_Stored data_:
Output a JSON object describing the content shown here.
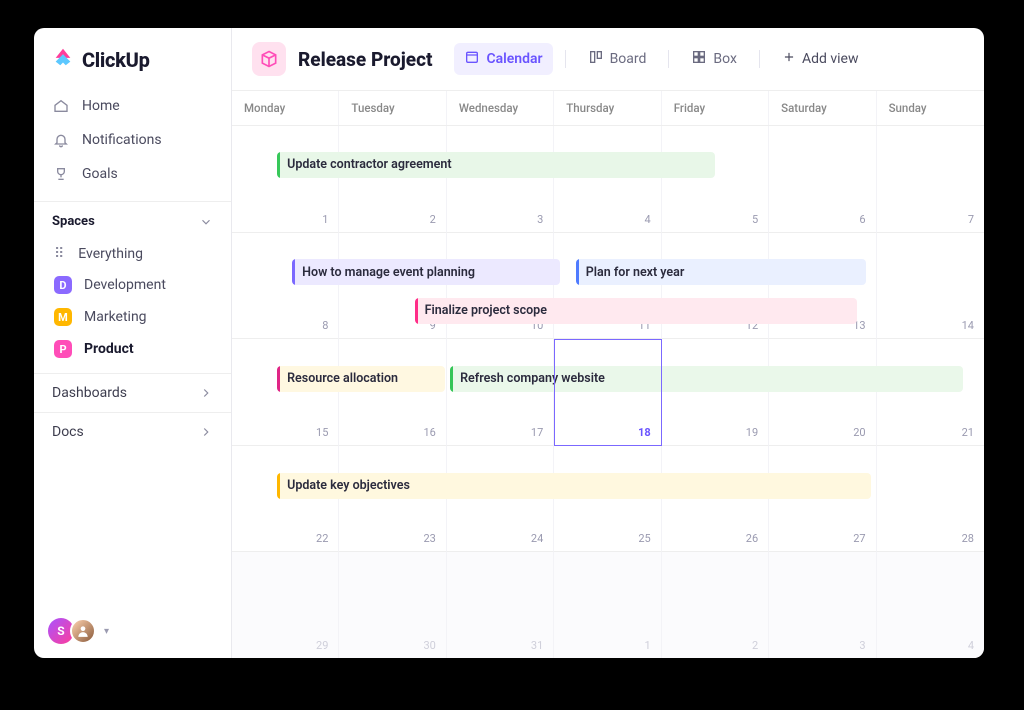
{
  "appName": "ClickUp",
  "nav": {
    "home": "Home",
    "notifications": "Notifications",
    "goals": "Goals"
  },
  "sections": {
    "spaces_label": "Spaces",
    "everything_label": "Everything",
    "dashboards_label": "Dashboards",
    "docs_label": "Docs"
  },
  "spaces": [
    {
      "letter": "D",
      "label": "Development",
      "color": "#8b6aff"
    },
    {
      "letter": "M",
      "label": "Marketing",
      "color": "#ffb700"
    },
    {
      "letter": "P",
      "label": "Product",
      "color": "#ff4db8",
      "active": true
    }
  ],
  "avatars": {
    "primary_letter": "S"
  },
  "project": {
    "title": "Release Project",
    "views": {
      "calendar": "Calendar",
      "board": "Board",
      "box": "Box",
      "add": "Add view"
    }
  },
  "calendar": {
    "days": [
      "Monday",
      "Tuesday",
      "Wednesday",
      "Thursday",
      "Friday",
      "Saturday",
      "Sunday"
    ],
    "weeks": [
      {
        "numbers": [
          "",
          "",
          "",
          "",
          "",
          "",
          ""
        ]
      },
      {
        "numbers": [
          "1",
          "2",
          "3",
          "4",
          "5",
          "6",
          "7"
        ]
      },
      {
        "numbers": [
          "8",
          "9",
          "10",
          "11",
          "12",
          "13",
          "14"
        ]
      },
      {
        "numbers": [
          "15",
          "16",
          "17",
          "18",
          "19",
          "20",
          "21"
        ],
        "today_index": 3
      },
      {
        "numbers": [
          "22",
          "23",
          "24",
          "25",
          "26",
          "27",
          "28"
        ]
      },
      {
        "numbers": [
          "29",
          "30",
          "31",
          "1",
          "2",
          "3",
          "4"
        ],
        "dim": true
      }
    ],
    "events": [
      {
        "title": "Update contractor agreement",
        "row": 0,
        "start": 0.42,
        "end": 4.5,
        "y": 0.25,
        "bg": "#e8f7e8",
        "bar": "#37c85a"
      },
      {
        "title": "How to manage event planning",
        "row": 1,
        "start": 0.56,
        "end": 3.05,
        "y": 0.26,
        "bg": "#ece9ff",
        "bar": "#7b68ff"
      },
      {
        "title": "Plan for next year",
        "row": 1,
        "start": 3.2,
        "end": 5.9,
        "y": 0.26,
        "bg": "#eaf0ff",
        "bar": "#4f7bff"
      },
      {
        "title": "Finalize project scope",
        "row": 1,
        "start": 1.7,
        "end": 5.82,
        "y": 0.62,
        "bg": "#ffe9ef",
        "bar": "#ff2d88"
      },
      {
        "title": "Resource allocation",
        "row": 2,
        "start": 0.42,
        "end": 1.98,
        "y": 0.26,
        "bg": "#fff8e1",
        "bar": "#e02586"
      },
      {
        "title": "Refresh company website",
        "row": 2,
        "start": 2.03,
        "end": 6.8,
        "y": 0.26,
        "bg": "#eaf8ea",
        "bar": "#35c558"
      },
      {
        "title": "Update key objectives",
        "row": 3,
        "start": 0.42,
        "end": 5.95,
        "y": 0.26,
        "bg": "#fff8df",
        "bar": "#ffb700"
      }
    ]
  }
}
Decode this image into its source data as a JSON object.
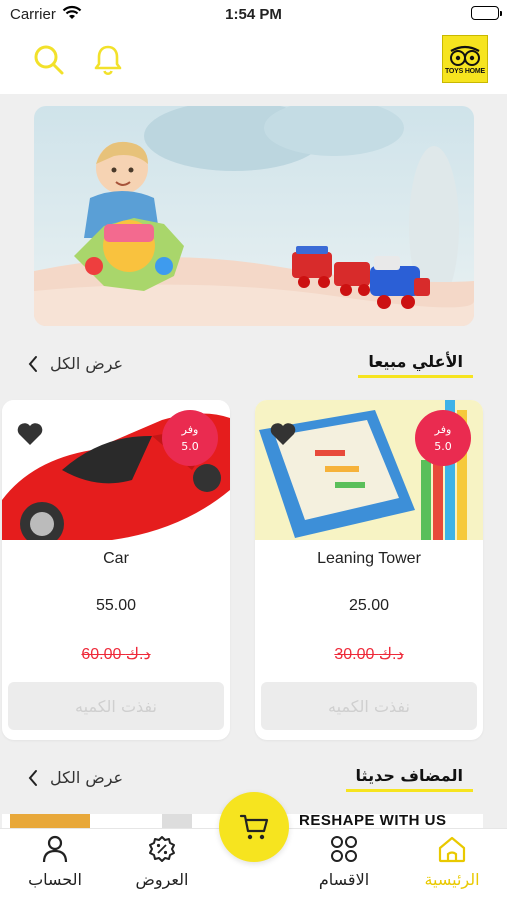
{
  "status_bar": {
    "carrier": "Carrier",
    "time": "1:54 PM"
  },
  "header": {
    "logo_text": "TOYS HOME"
  },
  "sections": {
    "best_selling": {
      "title": "الأعلي مبيعا",
      "view_all": "عرض الكل"
    },
    "new_arrivals": {
      "title": "المضاف حديثا",
      "view_all": "عرض الكل"
    }
  },
  "products": [
    {
      "name": "Car",
      "price": "55.00",
      "old_price": "60.00 د.ك",
      "discount_label": "وفر",
      "discount_value": "5.0",
      "button": "نفذت الكميه"
    },
    {
      "name": "Leaning Tower",
      "price": "25.00",
      "old_price": "30.00 د.ك",
      "discount_label": "وفر",
      "discount_value": "5.0",
      "button": "نفذت الكميه"
    }
  ],
  "peek_text": "RESHAPE WITH US",
  "tabs": [
    {
      "label": "الحساب",
      "icon": "person-icon"
    },
    {
      "label": "العروض",
      "icon": "offers-icon"
    },
    {
      "label": "الاقسام",
      "icon": "grid-icon"
    },
    {
      "label": "الرئيسية",
      "icon": "home-icon"
    }
  ],
  "colors": {
    "accent": "#f6e41f",
    "badge": "#ea2b50",
    "old_price": "#ee2a3a"
  }
}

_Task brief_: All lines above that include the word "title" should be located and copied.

_Written response_:
    "title": "Release Project",
        "title": "Update contractor agreement",
        "title": "How to manage event planning",
        "title": "Plan for next year",
        "title": "Finalize project scope",
        "title": "Resource allocation",
        "title": "Refresh company website",
        "title": "Update key objectives",
      "title": "الأعلي مبيعا",
      "title": "المضاف حديثا",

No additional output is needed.